* _Information given_
= Beginning of Section =

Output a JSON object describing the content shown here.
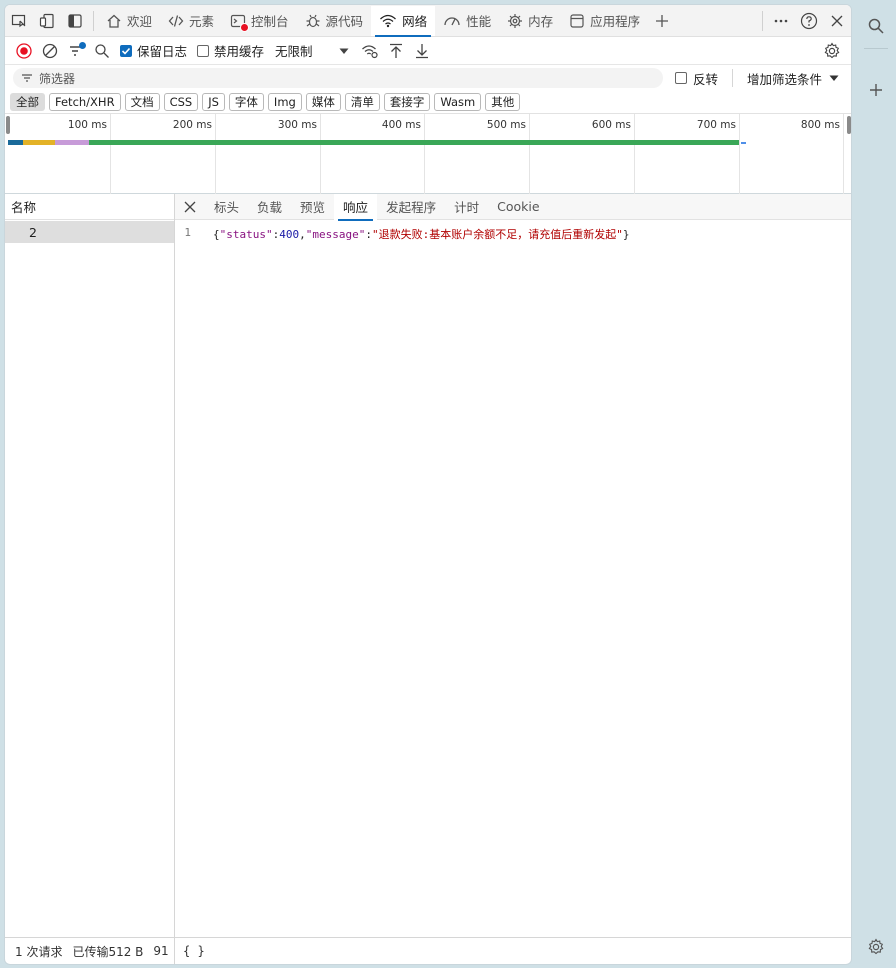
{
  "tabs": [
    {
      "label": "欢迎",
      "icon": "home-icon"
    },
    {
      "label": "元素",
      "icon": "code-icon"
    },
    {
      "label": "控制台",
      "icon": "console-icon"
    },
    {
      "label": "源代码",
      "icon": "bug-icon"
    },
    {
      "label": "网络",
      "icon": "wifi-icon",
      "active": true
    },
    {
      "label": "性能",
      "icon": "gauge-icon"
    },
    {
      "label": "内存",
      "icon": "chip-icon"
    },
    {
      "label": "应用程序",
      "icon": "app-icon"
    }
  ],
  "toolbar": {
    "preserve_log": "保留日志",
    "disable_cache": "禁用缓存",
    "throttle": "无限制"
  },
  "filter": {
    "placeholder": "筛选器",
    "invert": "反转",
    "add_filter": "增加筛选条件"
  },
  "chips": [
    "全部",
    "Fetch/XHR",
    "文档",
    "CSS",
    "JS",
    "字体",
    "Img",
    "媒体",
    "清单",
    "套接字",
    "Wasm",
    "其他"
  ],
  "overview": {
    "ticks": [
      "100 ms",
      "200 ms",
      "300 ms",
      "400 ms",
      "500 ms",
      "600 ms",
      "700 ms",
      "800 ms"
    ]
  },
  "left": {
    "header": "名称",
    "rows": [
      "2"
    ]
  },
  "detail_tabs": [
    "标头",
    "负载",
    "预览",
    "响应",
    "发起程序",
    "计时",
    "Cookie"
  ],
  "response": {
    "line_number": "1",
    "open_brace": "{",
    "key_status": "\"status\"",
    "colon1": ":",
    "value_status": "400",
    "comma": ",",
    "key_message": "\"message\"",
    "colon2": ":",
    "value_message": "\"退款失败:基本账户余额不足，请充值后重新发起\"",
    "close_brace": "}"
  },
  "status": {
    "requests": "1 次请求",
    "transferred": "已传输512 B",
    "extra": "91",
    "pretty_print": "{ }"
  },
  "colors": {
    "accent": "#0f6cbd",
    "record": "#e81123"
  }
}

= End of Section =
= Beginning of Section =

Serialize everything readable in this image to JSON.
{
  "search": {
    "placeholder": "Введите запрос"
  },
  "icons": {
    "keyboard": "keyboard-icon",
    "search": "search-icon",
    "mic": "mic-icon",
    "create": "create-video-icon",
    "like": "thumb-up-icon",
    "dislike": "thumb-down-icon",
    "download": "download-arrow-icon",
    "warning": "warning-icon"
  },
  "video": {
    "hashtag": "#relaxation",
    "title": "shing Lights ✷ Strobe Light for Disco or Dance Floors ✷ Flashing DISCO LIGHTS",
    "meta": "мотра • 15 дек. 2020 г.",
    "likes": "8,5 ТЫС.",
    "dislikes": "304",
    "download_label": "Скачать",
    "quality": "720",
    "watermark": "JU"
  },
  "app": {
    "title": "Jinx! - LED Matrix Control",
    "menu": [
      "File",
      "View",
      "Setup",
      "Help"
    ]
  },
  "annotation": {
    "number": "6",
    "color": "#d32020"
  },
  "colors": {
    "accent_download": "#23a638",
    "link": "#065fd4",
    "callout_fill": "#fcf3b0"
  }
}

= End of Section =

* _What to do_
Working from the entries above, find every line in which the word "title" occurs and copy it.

* _Output for this exercise_
    "title": "shing Lights ✷ Strobe Light for Disco or Dance Floors ✷ Flashing DISCO LIGHTS",
    "title": "Jinx! - LED Matrix Control",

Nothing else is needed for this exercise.